**Material for this exercise**:
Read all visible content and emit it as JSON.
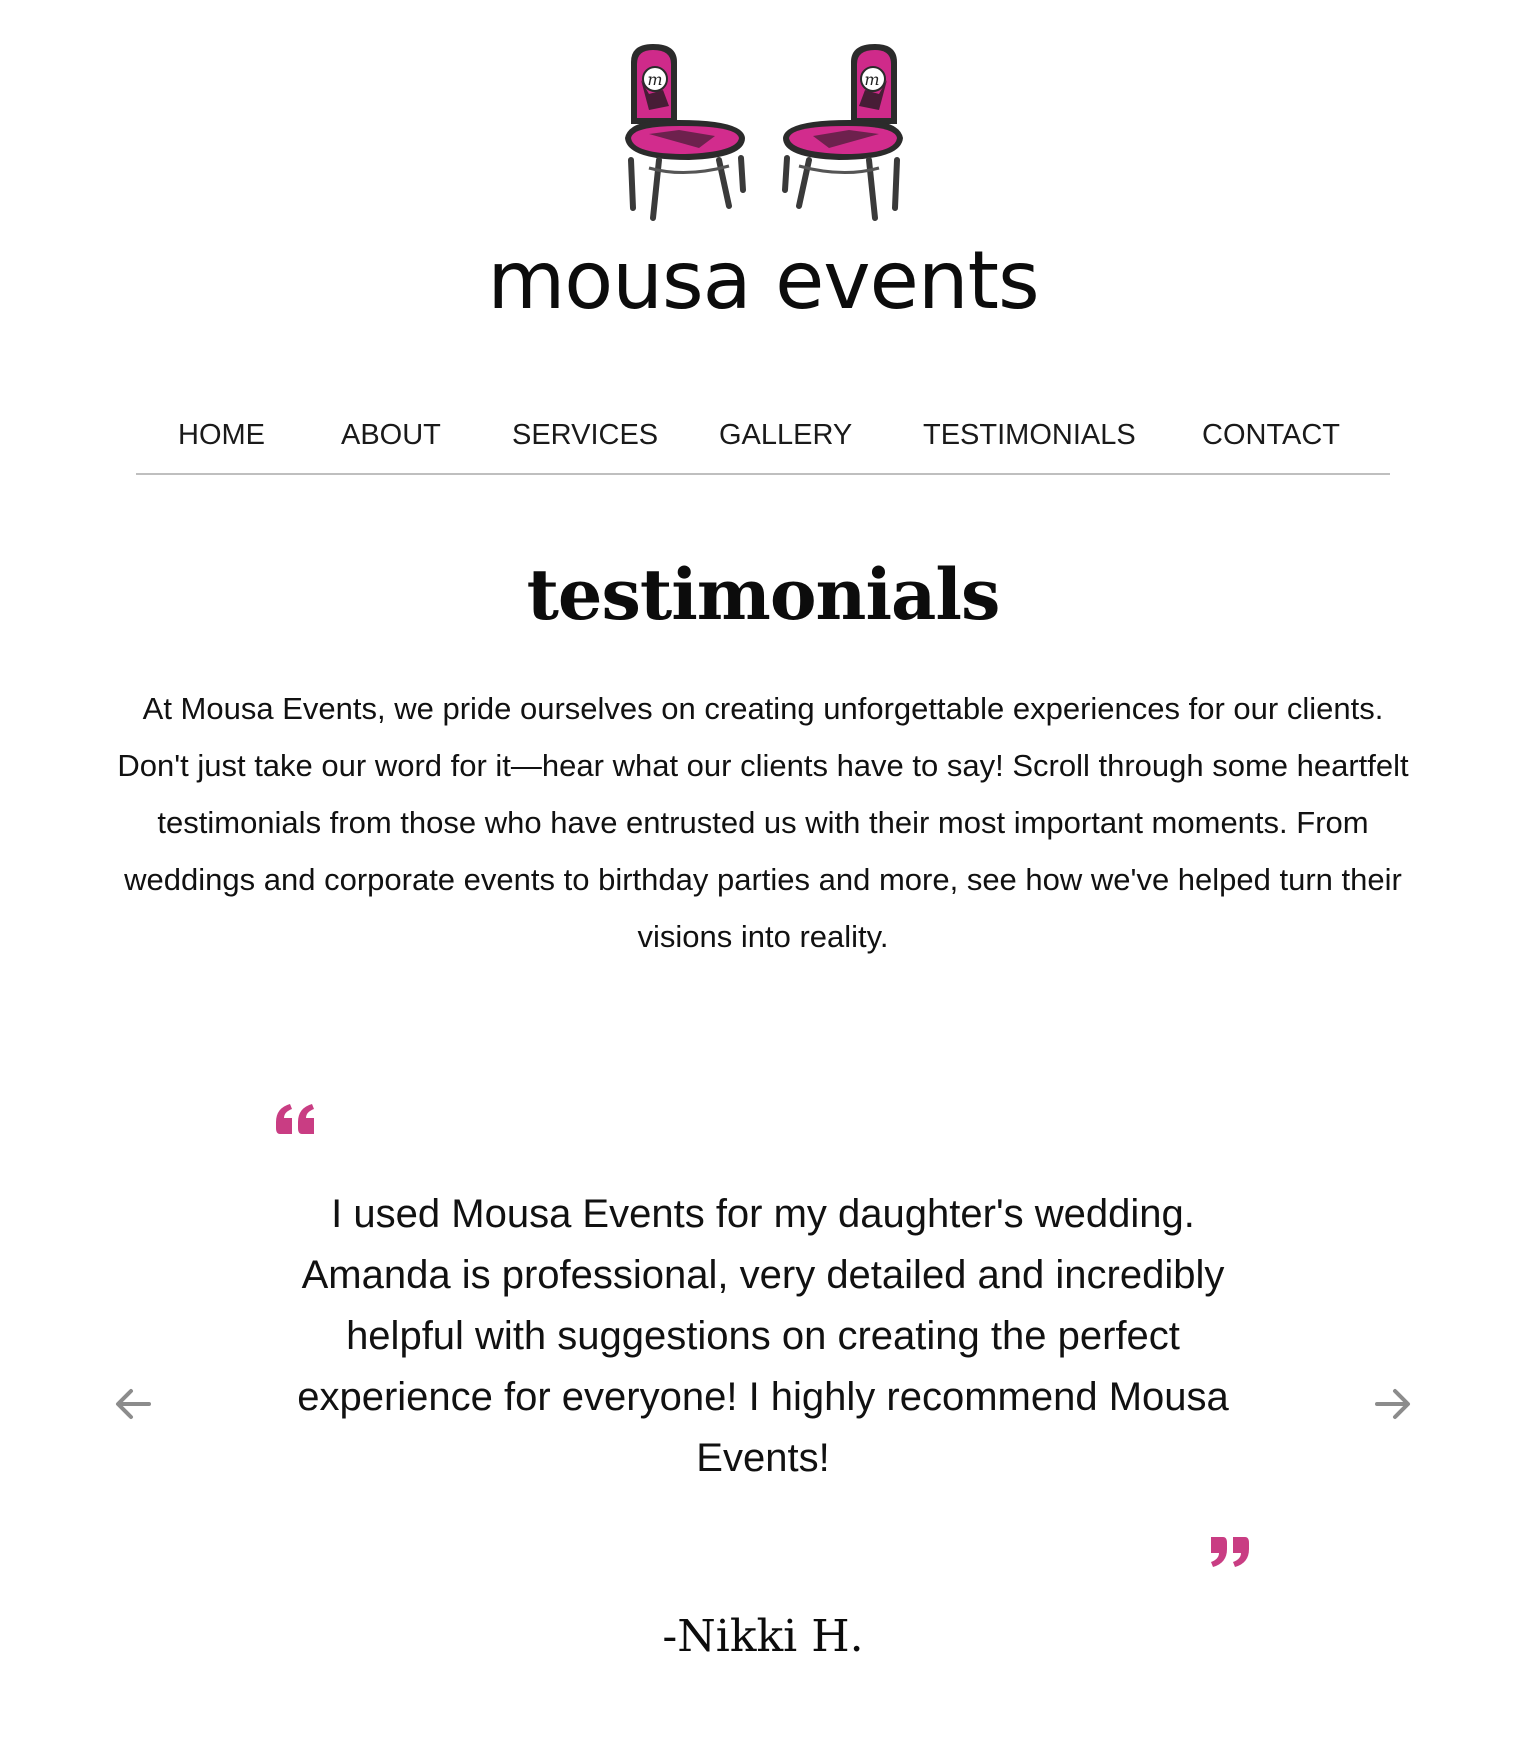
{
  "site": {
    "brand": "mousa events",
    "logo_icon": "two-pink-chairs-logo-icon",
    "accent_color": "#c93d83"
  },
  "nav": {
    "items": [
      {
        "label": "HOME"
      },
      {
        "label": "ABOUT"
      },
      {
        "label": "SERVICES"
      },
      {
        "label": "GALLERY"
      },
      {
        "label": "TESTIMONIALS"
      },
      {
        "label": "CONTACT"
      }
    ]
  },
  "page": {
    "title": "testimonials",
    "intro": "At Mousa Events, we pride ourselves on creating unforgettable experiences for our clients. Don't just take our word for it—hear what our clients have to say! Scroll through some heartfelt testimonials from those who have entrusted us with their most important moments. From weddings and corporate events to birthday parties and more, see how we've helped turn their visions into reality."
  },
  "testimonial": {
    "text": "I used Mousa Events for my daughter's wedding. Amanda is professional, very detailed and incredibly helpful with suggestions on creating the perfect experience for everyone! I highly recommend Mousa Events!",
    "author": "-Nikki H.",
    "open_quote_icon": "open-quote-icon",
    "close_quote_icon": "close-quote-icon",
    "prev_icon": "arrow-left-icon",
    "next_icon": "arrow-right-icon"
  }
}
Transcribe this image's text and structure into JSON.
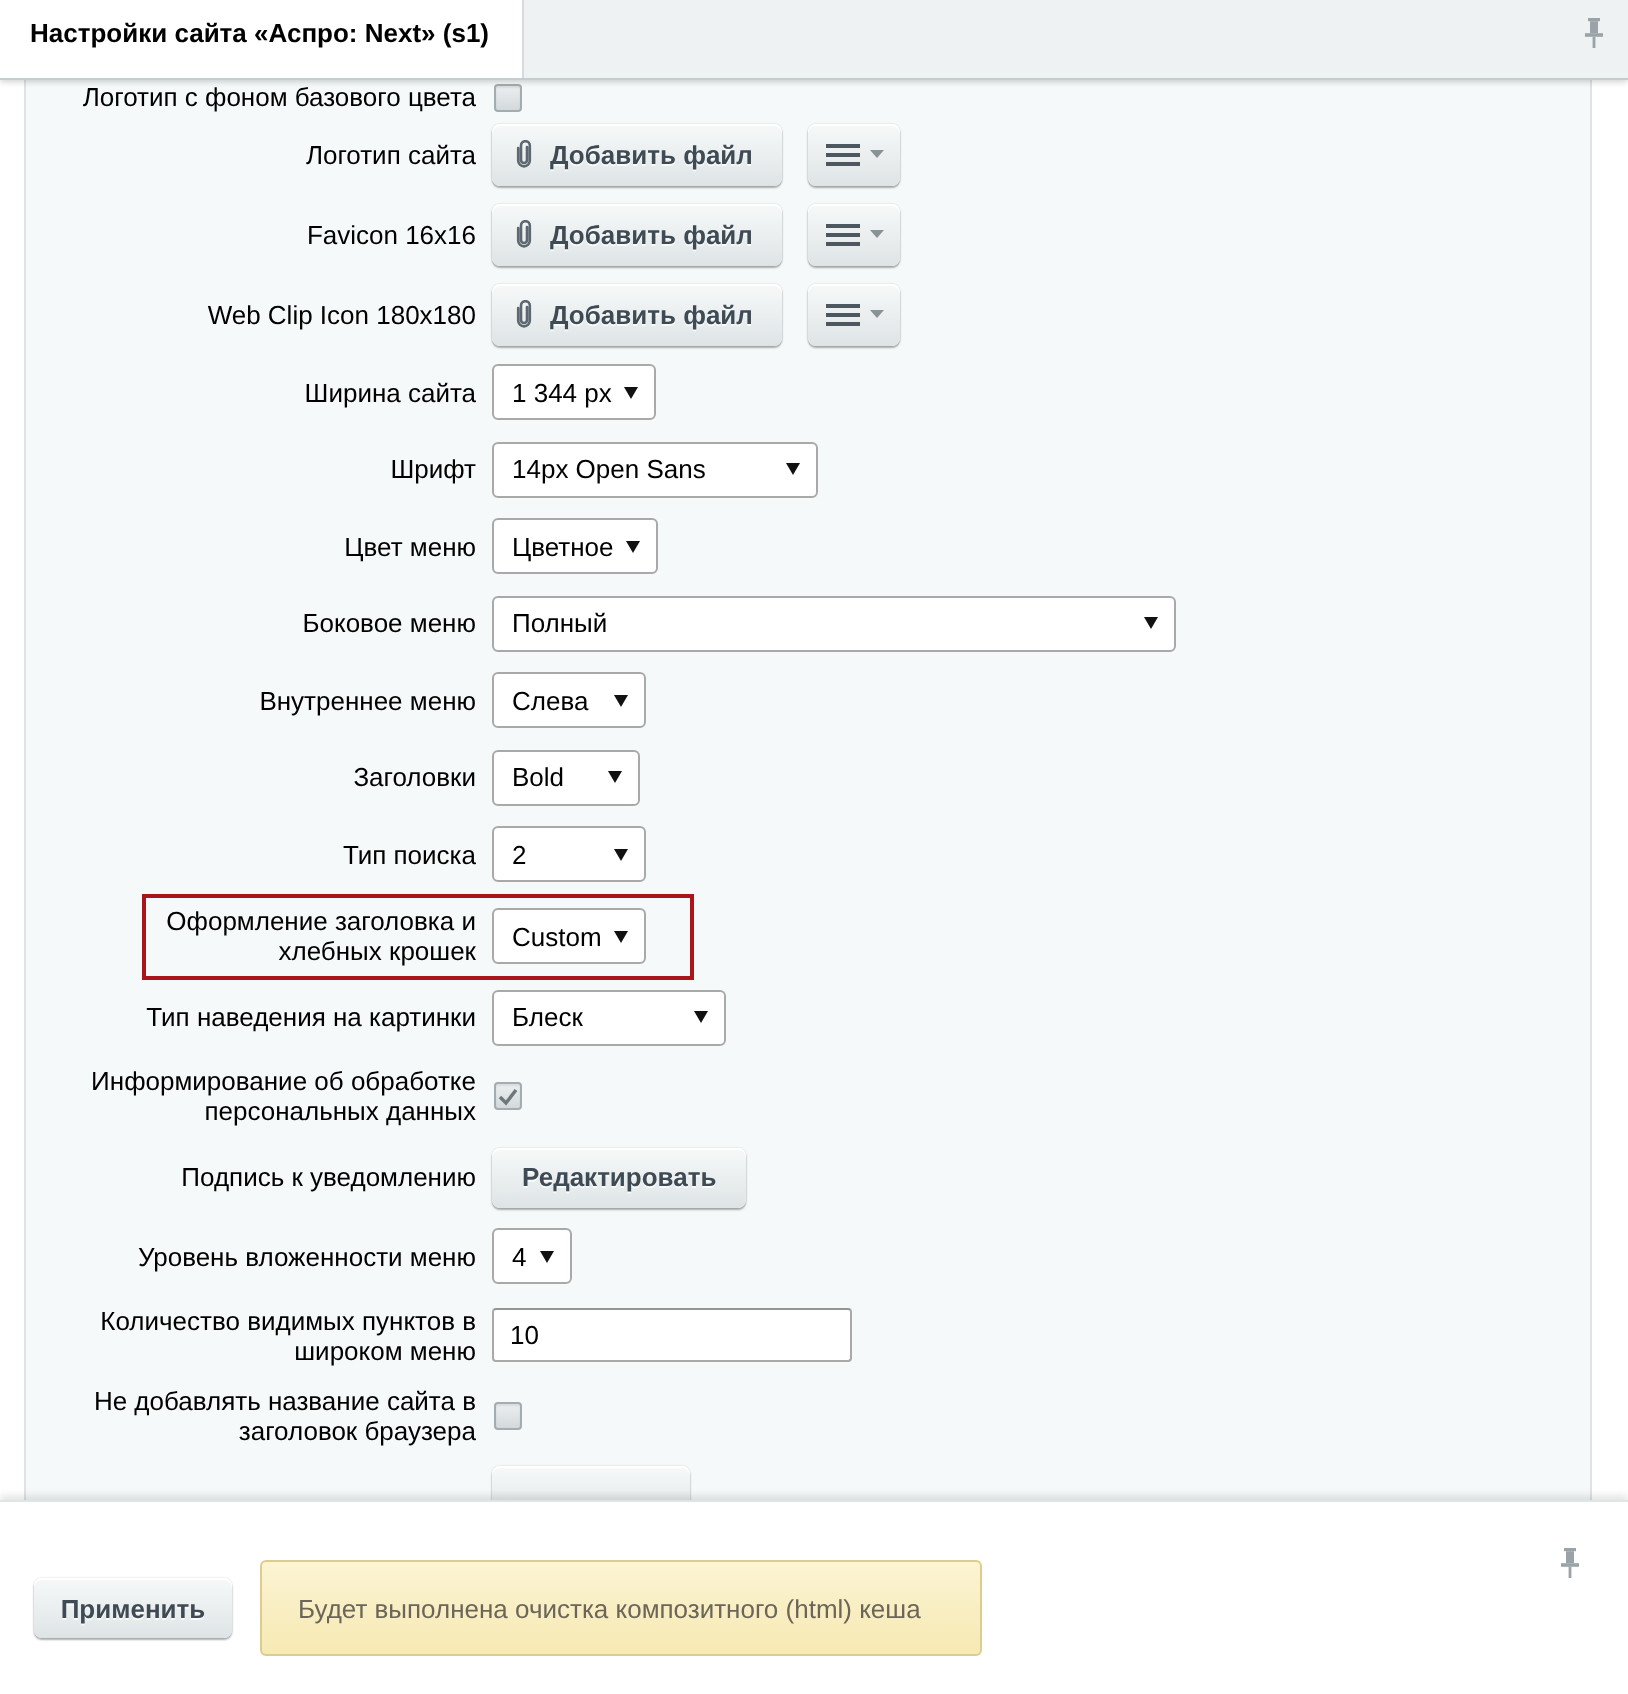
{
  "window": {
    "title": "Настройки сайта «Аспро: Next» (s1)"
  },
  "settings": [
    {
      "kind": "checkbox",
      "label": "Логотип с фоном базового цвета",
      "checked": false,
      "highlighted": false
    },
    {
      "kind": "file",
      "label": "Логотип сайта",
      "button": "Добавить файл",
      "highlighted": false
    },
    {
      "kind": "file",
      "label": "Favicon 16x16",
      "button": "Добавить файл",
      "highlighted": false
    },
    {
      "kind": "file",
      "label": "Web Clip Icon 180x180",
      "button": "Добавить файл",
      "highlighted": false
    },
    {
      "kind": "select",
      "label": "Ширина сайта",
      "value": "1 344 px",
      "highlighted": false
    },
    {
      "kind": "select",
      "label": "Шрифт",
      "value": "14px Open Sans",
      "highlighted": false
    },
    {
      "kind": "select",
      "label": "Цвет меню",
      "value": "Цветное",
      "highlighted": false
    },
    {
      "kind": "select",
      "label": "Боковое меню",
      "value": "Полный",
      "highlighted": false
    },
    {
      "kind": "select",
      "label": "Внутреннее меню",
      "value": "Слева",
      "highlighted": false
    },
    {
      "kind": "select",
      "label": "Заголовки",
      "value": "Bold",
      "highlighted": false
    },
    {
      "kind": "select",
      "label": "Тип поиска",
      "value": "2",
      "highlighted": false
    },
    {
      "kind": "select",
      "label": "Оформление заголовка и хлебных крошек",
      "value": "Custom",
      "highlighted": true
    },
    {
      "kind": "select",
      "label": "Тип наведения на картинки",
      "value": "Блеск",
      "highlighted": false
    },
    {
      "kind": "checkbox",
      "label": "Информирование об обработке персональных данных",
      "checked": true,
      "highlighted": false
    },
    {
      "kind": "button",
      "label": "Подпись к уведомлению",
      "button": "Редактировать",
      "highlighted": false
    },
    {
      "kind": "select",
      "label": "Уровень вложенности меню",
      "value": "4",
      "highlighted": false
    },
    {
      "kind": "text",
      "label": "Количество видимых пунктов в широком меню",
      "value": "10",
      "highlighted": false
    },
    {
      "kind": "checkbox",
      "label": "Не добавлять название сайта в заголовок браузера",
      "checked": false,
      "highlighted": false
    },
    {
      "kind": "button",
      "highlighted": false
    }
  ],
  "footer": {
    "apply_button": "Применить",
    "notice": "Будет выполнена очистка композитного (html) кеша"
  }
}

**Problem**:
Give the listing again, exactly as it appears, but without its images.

**Your solution**:
Read all visible content and emit it as JSON.
{
  "site": {
    "brand": "mousa events",
    "logo_icon": "two-pink-chairs-logo-icon",
    "accent_color": "#c93d83"
  },
  "nav": {
    "items": [
      {
        "label": "HOME"
      },
      {
        "label": "ABOUT"
      },
      {
        "label": "SERVICES"
      },
      {
        "label": "GALLERY"
      },
      {
        "label": "TESTIMONIALS"
      },
      {
        "label": "CONTACT"
      }
    ]
  },
  "page": {
    "title": "testimonials",
    "intro": "At Mousa Events, we pride ourselves on creating unforgettable experiences for our clients. Don't just take our word for it—hear what our clients have to say! Scroll through some heartfelt testimonials from those who have entrusted us with their most important moments. From weddings and corporate events to birthday parties and more, see how we've helped turn their visions into reality."
  },
  "testimonial": {
    "text": "I used Mousa Events for my daughter's wedding. Amanda is professional, very detailed and incredibly helpful with suggestions on creating the perfect experience for everyone! I highly recommend Mousa Events!",
    "author": "-Nikki H.",
    "open_quote_icon": "open-quote-icon",
    "close_quote_icon": "close-quote-icon",
    "prev_icon": "arrow-left-icon",
    "next_icon": "arrow-right-icon"
  }
}
Transcribe this image's text and structure into JSON.
{
  "window": {
    "title": "Настройки сайта «Аспро: Next» (s1)"
  },
  "settings": [
    {
      "kind": "checkbox",
      "label": "Логотип с фоном базового цвета",
      "checked": false,
      "highlighted": false
    },
    {
      "kind": "file",
      "label": "Логотип сайта",
      "button": "Добавить файл",
      "highlighted": false
    },
    {
      "kind": "file",
      "label": "Favicon 16x16",
      "button": "Добавить файл",
      "highlighted": false
    },
    {
      "kind": "file",
      "label": "Web Clip Icon 180x180",
      "button": "Добавить файл",
      "highlighted": false
    },
    {
      "kind": "select",
      "label": "Ширина сайта",
      "value": "1 344 px",
      "highlighted": false
    },
    {
      "kind": "select",
      "label": "Шрифт",
      "value": "14px Open Sans",
      "highlighted": false
    },
    {
      "kind": "select",
      "label": "Цвет меню",
      "value": "Цветное",
      "highlighted": false
    },
    {
      "kind": "select",
      "label": "Боковое меню",
      "value": "Полный",
      "highlighted": false
    },
    {
      "kind": "select",
      "label": "Внутреннее меню",
      "value": "Слева",
      "highlighted": false
    },
    {
      "kind": "select",
      "label": "Заголовки",
      "value": "Bold",
      "highlighted": false
    },
    {
      "kind": "select",
      "label": "Тип поиска",
      "value": "2",
      "highlighted": false
    },
    {
      "kind": "select",
      "label": "Оформление заголовка и хлебных крошек",
      "value": "Custom",
      "highlighted": true
    },
    {
      "kind": "select",
      "label": "Тип наведения на картинки",
      "value": "Блеск",
      "highlighted": false
    },
    {
      "kind": "checkbox",
      "label": "Информирование об обработке персональных данных",
      "checked": true,
      "highlighted": false
    },
    {
      "kind": "button",
      "label": "Подпись к уведомлению",
      "button": "Редактировать",
      "highlighted": false
    },
    {
      "kind": "select",
      "label": "Уровень вложенности меню",
      "value": "4",
      "highlighted": false
    },
    {
      "kind": "text",
      "label": "Количество видимых пунктов в широком меню",
      "value": "10",
      "highlighted": false
    },
    {
      "kind": "checkbox",
      "label": "Не добавлять название сайта в заголовок браузера",
      "checked": false,
      "highlighted": false
    },
    {
      "kind": "button",
      "highlighted": false
    }
  ],
  "footer": {
    "apply_button": "Применить",
    "notice": "Будет выполнена очистка композитного (html) кеша"
  }
}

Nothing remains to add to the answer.